Of course, given that Representative Paul Ryan gave the official Republican response, some people–as usual–were more interested in bashing him, than in getting their facts straight regarding the state of the Union. Peter Suderman mocks these people:
. . . As far as I can tell, the new Democratic line on Ryan goes something like this: He’s the Republican mastermind who will destroy Social Security through a dastardly privatization scheme (bwa-ha-ha-ha! ahem.). He’s not ransoming the world for a mere one beeeeeeeeelion dollars; he’s slashing entitlements to the tune of hundreds of times that. Now that he’s been granted sole access to the GOP’s World-Shattering Budget Weapon, the rest of the Republicans in Congress are just his henchmen, and he will be free to implement his ultimate plan: the, er…Roadmap For America’s Future, which doesn’t sound scary, OK, but trust us, it is . . .
[. . .]
. . . But what exactly is this master plan that Americans should be so fearful of? It’s a plan to take the federal budget—currently humming down the path to fiscal disaster—and hopefully make it (gasp!) financially sustainable. It’s a plan to ensure that Social Security, which started paying out more than it takes in last year and relies on an imaginary trust fund in order to keep its books, can actually afford its obligations. It’s a plan to cap Medicare spending, and keep the growth of health care obligations from wrecking the federal budget by giving individuals the power to pick their own insurance plans. It’s a plan that would make no changes whatsoever for anyone who is a decade away from the retirement age. It’s a plan to balance the budget, eventually. Not now. Not next year. Not a decade from now, or even two. But in 2063.
Despite the implication that most of the GOP is now following Ryan’s lead, it’s also a plan that most Republican members of Congress have long been hesitant to endorse—and a plan that Ryan has explicitly said he will not impose this year. Those closest GOP leadership has come to giving the plan the nod is Majority Leader Eric Cantor’s non-commital statement this week that “the direction in which the roadmap goes is something we need—we need to embrace.” You see how they are all under his control, don’t you?
If you insist on wanting something to be legitimately scared of, Suderman is happy to oblige you:
Meanwhile, back at the White House: What about our hero, President Obama? What will he do? How will he take down this existential threat? I hate spoilers as much as your next fanboy, but here’s a preview of the next issue before it hits stands: Although the president will call for reducing the federal government’s mammoth budget deficit, he will heroically not propose to cut Social Security. Super!

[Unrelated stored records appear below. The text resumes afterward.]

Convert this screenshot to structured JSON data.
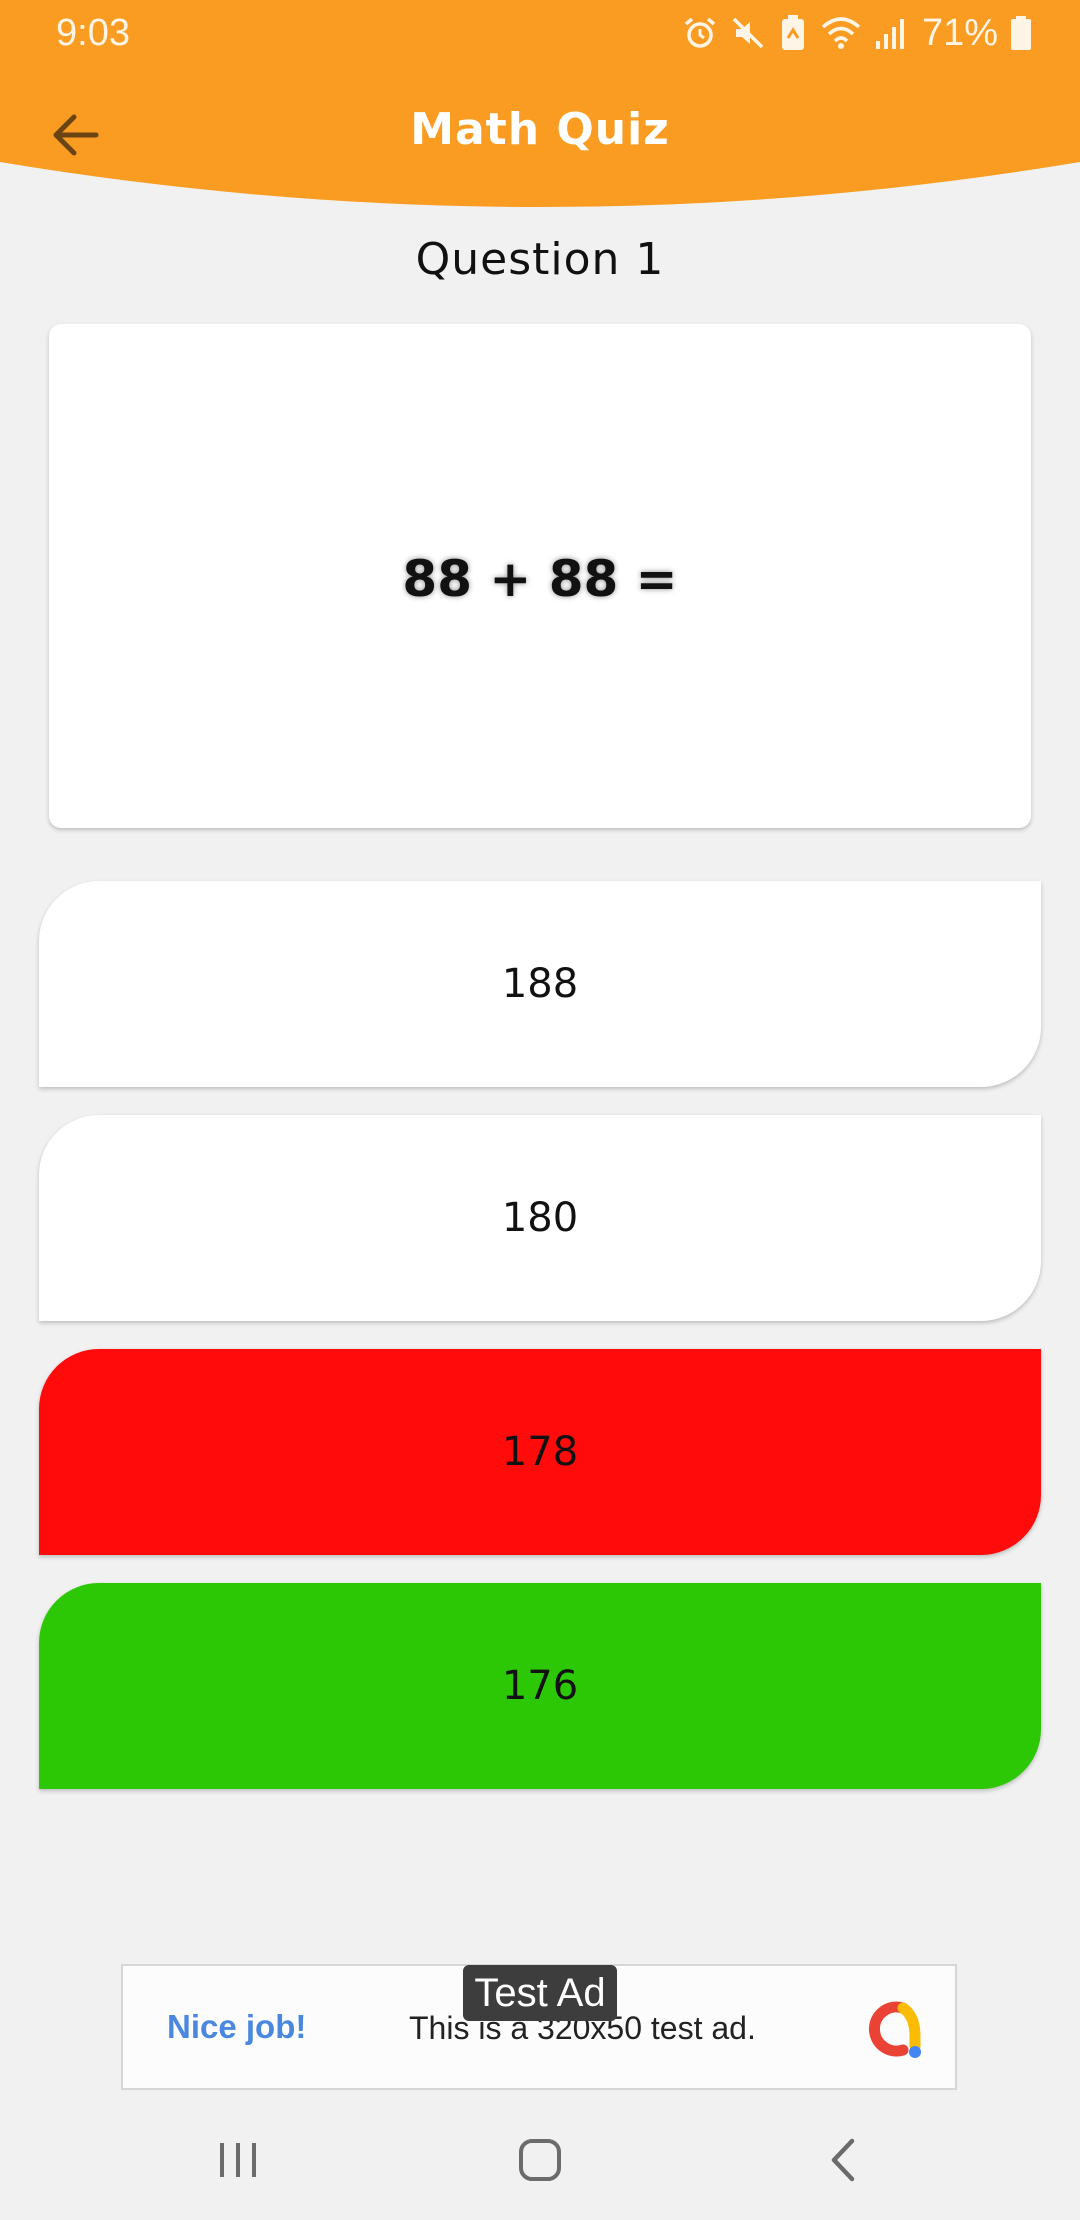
{
  "status_bar": {
    "time": "9:03",
    "battery": "71%"
  },
  "header": {
    "title": "Math Quiz",
    "back_icon": "arrow-back-icon",
    "color": "#f99c21"
  },
  "question": {
    "heading": "Question 1",
    "expression": "88 + 88 ="
  },
  "answers": [
    {
      "label": "188",
      "state": "default",
      "color": "#ffffff"
    },
    {
      "label": "180",
      "state": "default",
      "color": "#ffffff"
    },
    {
      "label": "178",
      "state": "wrong",
      "color": "#ff0b0b"
    },
    {
      "label": "176",
      "state": "correct",
      "color": "#2cc805"
    }
  ],
  "ad": {
    "label": "Test Ad",
    "cta": "Nice job!",
    "text": "This is a 320x50 test ad.",
    "cta_color": "#4a88e0"
  },
  "nav": {
    "icons": [
      "recent-apps-icon",
      "home-icon",
      "back-icon"
    ]
  }
}
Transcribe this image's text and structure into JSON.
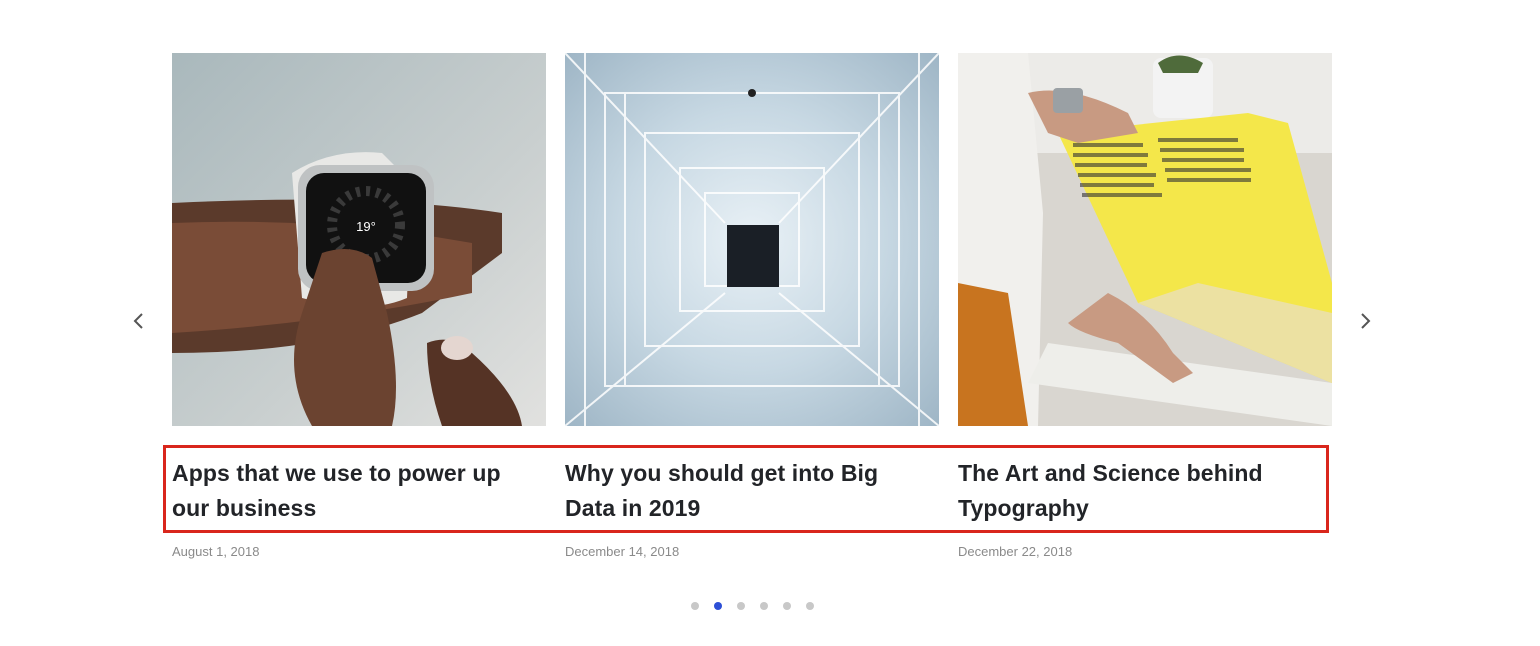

Oh, and also: That whole “I will veto bills with earmarks” pledge from President Obama? Turns out that promise wasn’t serious. To be fair to the President, of course, while his speech certainly deserves criticism, some critics–like Paul Krugman, for example–continue to show that they should not be taken seriously, and make the President look good by trying to beat up on him. I am sure that the White House’s political shop is grateful.
All in all, however, a disappointing policy presentation by the President. If this is Change We Can Believe In, then I would hate to see what unimaginative Executive Branch drudgery would look like.